ASSIGNMENT => Go through the lines below and copy each one that holds the string "Store".

[Extracted records]
—————

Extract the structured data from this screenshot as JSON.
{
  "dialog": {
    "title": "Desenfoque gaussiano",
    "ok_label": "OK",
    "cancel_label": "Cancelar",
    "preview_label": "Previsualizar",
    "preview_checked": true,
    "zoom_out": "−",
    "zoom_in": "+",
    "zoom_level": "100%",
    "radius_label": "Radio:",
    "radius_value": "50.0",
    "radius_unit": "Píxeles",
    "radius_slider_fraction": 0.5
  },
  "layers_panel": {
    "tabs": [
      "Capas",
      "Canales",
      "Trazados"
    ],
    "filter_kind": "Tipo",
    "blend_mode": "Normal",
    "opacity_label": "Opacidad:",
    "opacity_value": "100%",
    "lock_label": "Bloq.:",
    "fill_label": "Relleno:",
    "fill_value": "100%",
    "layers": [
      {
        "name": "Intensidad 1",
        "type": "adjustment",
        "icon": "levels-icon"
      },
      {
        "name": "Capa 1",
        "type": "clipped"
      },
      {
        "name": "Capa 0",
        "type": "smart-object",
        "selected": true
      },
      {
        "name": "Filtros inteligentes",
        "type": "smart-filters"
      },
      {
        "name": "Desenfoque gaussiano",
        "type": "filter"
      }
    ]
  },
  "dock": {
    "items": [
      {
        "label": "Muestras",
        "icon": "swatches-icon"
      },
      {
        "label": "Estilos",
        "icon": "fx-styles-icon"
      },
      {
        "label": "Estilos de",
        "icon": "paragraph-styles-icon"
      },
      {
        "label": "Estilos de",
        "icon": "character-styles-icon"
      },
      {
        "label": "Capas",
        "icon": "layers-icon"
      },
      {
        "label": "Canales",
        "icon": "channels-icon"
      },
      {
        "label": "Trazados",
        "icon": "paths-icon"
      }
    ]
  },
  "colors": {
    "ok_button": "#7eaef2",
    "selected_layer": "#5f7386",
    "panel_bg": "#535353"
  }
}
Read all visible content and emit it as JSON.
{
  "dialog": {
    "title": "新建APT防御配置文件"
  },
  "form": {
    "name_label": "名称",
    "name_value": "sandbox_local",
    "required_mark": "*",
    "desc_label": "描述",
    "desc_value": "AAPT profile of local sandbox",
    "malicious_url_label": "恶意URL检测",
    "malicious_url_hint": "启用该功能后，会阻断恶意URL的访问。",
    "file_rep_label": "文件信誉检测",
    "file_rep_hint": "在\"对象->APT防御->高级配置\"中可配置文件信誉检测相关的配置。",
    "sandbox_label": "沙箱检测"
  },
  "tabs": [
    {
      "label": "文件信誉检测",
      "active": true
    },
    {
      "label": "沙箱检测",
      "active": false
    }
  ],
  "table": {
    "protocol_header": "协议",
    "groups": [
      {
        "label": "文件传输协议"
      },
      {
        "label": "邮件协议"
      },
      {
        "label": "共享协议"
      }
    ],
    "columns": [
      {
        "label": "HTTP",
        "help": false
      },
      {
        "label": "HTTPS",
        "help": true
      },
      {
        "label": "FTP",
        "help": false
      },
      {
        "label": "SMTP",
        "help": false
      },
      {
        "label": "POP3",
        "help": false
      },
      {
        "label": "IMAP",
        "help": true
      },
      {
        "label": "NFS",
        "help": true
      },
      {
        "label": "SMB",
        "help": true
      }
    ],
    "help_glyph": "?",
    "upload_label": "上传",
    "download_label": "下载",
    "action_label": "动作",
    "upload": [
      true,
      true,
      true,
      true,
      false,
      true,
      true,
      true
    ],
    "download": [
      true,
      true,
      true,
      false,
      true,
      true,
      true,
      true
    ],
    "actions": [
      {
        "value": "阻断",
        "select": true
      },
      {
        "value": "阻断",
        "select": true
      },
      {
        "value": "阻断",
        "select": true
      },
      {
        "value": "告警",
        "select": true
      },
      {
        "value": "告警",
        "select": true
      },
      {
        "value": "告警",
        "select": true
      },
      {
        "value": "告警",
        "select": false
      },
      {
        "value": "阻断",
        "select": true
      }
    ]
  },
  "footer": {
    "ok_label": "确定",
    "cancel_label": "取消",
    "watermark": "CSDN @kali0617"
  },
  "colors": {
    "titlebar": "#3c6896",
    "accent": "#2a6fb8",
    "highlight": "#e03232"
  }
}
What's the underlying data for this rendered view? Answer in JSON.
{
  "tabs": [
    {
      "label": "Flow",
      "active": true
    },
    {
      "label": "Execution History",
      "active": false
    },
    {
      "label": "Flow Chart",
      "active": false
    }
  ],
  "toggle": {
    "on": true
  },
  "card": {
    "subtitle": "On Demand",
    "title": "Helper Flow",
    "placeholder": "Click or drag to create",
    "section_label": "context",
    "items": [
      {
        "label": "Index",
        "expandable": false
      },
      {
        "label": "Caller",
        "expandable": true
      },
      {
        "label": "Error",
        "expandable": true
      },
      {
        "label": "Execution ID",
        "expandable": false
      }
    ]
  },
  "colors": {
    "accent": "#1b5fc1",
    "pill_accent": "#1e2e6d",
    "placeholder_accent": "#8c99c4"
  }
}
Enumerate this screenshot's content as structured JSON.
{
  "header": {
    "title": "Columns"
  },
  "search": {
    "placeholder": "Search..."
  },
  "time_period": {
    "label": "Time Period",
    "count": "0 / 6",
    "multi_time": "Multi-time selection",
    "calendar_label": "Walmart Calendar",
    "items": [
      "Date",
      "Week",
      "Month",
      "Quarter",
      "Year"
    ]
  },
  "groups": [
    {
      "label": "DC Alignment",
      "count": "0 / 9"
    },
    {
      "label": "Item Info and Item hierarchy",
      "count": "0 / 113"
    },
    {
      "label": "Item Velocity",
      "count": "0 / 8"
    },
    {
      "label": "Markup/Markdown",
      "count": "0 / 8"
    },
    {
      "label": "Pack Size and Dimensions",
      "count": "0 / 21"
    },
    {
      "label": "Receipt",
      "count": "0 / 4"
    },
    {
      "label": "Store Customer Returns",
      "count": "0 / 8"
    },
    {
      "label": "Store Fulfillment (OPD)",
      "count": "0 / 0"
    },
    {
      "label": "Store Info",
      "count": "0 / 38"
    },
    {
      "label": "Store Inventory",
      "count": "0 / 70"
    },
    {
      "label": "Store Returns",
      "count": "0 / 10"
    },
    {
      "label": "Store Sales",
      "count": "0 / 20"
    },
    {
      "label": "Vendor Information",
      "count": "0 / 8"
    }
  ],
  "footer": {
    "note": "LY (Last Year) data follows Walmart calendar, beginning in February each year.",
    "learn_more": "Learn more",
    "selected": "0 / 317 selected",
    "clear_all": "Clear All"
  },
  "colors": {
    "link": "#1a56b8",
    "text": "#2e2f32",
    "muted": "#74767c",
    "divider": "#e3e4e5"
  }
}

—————

RESPONSE AREA =>
      "label": "Store Customer Returns",
      "label": "Store Fulfillment (OPD)",
      "label": "Store Info",
      "label": "Store Inventory",
      "label": "Store Returns",
      "label": "Store Sales",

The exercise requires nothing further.